Exercise data:
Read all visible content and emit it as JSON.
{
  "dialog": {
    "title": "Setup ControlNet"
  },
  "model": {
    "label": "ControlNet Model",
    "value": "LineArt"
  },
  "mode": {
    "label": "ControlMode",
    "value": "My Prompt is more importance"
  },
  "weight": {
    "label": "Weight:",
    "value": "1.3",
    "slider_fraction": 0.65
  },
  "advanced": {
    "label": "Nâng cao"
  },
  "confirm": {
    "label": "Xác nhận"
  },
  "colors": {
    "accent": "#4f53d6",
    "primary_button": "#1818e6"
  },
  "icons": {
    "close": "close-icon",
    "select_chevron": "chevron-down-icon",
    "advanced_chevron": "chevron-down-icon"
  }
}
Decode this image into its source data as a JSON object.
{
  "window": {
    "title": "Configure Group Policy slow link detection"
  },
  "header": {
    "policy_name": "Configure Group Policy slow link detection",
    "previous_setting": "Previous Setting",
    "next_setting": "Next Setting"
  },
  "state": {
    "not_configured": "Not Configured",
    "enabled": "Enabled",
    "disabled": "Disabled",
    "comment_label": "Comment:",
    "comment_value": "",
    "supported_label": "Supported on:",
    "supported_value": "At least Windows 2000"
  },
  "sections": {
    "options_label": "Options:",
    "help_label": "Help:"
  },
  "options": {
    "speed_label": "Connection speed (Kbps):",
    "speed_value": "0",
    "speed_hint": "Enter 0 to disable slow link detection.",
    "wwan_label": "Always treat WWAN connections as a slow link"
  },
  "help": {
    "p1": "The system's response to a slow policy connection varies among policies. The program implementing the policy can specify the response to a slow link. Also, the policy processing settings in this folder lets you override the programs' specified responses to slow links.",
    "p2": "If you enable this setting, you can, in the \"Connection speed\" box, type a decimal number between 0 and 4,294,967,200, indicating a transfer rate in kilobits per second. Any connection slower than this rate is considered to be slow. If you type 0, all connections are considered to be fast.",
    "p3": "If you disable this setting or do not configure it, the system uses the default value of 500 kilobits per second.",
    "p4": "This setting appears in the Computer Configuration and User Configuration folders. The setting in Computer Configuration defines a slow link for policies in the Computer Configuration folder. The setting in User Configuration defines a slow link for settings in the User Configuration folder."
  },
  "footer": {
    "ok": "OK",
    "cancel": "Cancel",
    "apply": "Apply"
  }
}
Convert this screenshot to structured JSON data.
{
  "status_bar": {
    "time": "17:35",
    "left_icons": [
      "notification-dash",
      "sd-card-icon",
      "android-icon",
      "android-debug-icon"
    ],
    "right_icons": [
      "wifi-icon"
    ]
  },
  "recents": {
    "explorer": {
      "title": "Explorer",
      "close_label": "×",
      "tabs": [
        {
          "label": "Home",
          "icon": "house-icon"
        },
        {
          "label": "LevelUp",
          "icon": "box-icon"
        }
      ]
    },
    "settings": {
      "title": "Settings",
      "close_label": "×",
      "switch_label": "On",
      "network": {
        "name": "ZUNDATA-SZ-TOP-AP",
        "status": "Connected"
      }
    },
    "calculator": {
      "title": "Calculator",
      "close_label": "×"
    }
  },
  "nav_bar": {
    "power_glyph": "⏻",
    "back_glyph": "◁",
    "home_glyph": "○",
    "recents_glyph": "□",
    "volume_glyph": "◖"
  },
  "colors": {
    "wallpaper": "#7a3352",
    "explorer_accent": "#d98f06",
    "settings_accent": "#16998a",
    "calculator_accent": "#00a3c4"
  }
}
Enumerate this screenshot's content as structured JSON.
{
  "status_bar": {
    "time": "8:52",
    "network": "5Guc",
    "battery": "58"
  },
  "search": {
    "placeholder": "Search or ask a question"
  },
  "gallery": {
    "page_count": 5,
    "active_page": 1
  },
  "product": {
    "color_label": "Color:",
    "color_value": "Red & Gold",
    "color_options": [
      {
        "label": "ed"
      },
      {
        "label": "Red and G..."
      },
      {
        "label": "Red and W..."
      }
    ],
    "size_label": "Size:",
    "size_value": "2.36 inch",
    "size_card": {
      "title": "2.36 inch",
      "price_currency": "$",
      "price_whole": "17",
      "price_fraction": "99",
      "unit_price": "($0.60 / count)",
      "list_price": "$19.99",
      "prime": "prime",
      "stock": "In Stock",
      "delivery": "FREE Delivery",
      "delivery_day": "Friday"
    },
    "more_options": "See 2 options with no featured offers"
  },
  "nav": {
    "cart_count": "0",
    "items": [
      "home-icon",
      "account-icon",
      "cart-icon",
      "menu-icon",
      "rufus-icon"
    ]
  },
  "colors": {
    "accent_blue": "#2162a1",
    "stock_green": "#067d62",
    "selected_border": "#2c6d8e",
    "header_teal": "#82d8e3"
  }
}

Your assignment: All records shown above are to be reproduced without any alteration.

Answer below:
Read all visible content and emit it as JSON.
{
  "dialog": {
    "title": "Setup ControlNet"
  },
  "model": {
    "label": "ControlNet Model",
    "value": "LineArt"
  },
  "mode": {
    "label": "ControlMode",
    "value": "My Prompt is more importance"
  },
  "weight": {
    "label": "Weight:",
    "value": "1.3",
    "slider_fraction": 0.65
  },
  "advanced": {
    "label": "Nâng cao"
  },
  "confirm": {
    "label": "Xác nhận"
  },
  "colors": {
    "accent": "#4f53d6",
    "primary_button": "#1818e6"
  },
  "icons": {
    "close": "close-icon",
    "select_chevron": "chevron-down-icon",
    "advanced_chevron": "chevron-down-icon"
  }
}
Decode this image into its source data as a JSON object.
{
  "window": {
    "title": "Configure Group Policy slow link detection"
  },
  "header": {
    "policy_name": "Configure Group Policy slow link detection",
    "previous_setting": "Previous Setting",
    "next_setting": "Next Setting"
  },
  "state": {
    "not_configured": "Not Configured",
    "enabled": "Enabled",
    "disabled": "Disabled",
    "comment_label": "Comment:",
    "comment_value": "",
    "supported_label": "Supported on:",
    "supported_value": "At least Windows 2000"
  },
  "sections": {
    "options_label": "Options:",
    "help_label": "Help:"
  },
  "options": {
    "speed_label": "Connection speed (Kbps):",
    "speed_value": "0",
    "speed_hint": "Enter 0 to disable slow link detection.",
    "wwan_label": "Always treat WWAN connections as a slow link"
  },
  "help": {
    "p1": "The system's response to a slow policy connection varies among policies. The program implementing the policy can specify the response to a slow link. Also, the policy processing settings in this folder lets you override the programs' specified responses to slow links.",
    "p2": "If you enable this setting, you can, in the \"Connection speed\" box, type a decimal number between 0 and 4,294,967,200, indicating a transfer rate in kilobits per second. Any connection slower than this rate is considered to be slow. If you type 0, all connections are considered to be fast.",
    "p3": "If you disable this setting or do not configure it, the system uses the default value of 500 kilobits per second.",
    "p4": "This setting appears in the Computer Configuration and User Configuration folders. The setting in Computer Configuration defines a slow link for policies in the Computer Configuration folder. The setting in User Configuration defines a slow link for settings in the User Configuration folder."
  },
  "footer": {
    "ok": "OK",
    "cancel": "Cancel",
    "apply": "Apply"
  }
}
Convert this screenshot to structured JSON data.
{
  "status_bar": {
    "time": "17:35",
    "left_icons": [
      "notification-dash",
      "sd-card-icon",
      "android-icon",
      "android-debug-icon"
    ],
    "right_icons": [
      "wifi-icon"
    ]
  },
  "recents": {
    "explorer": {
      "title": "Explorer",
      "close_label": "×",
      "tabs": [
        {
          "label": "Home",
          "icon": "house-icon"
        },
        {
          "label": "LevelUp",
          "icon": "box-icon"
        }
      ]
    },
    "settings": {
      "title": "Settings",
      "close_label": "×",
      "switch_label": "On",
      "network": {
        "name": "ZUNDATA-SZ-TOP-AP",
        "status": "Connected"
      }
    },
    "calculator": {
      "title": "Calculator",
      "close_label": "×"
    }
  },
  "nav_bar": {
    "power_glyph": "⏻",
    "back_glyph": "◁",
    "home_glyph": "○",
    "recents_glyph": "□",
    "volume_glyph": "◖"
  },
  "colors": {
    "wallpaper": "#7a3352",
    "explorer_accent": "#d98f06",
    "settings_accent": "#16998a",
    "calculator_accent": "#00a3c4"
  }
}
Enumerate this screenshot's content as structured JSON.
{
  "status_bar": {
    "time": "8:52",
    "network": "5Guc",
    "battery": "58"
  },
  "search": {
    "placeholder": "Search or ask a question"
  },
  "gallery": {
    "page_count": 5,
    "active_page": 1
  },
  "product": {
    "color_label": "Color:",
    "color_value": "Red & Gold",
    "color_options": [
      {
        "label": "ed"
      },
      {
        "label": "Red and G..."
      },
      {
        "label": "Red and W..."
      }
    ],
    "size_label": "Size:",
    "size_value": "2.36 inch",
    "size_card": {
      "title": "2.36 inch",
      "price_currency": "$",
      "price_whole": "17",
      "price_fraction": "99",
      "unit_price": "($0.60 / count)",
      "list_price": "$19.99",
      "prime": "prime",
      "stock": "In Stock",
      "delivery": "FREE Delivery",
      "delivery_day": "Friday"
    },
    "more_options": "See 2 options with no featured offers"
  },
  "nav": {
    "cart_count": "0",
    "items": [
      "home-icon",
      "account-icon",
      "cart-icon",
      "menu-icon",
      "rufus-icon"
    ]
  },
  "colors": {
    "accent_blue": "#2162a1",
    "stock_green": "#067d62",
    "selected_border": "#2c6d8e",
    "header_teal": "#82d8e3"
  }
}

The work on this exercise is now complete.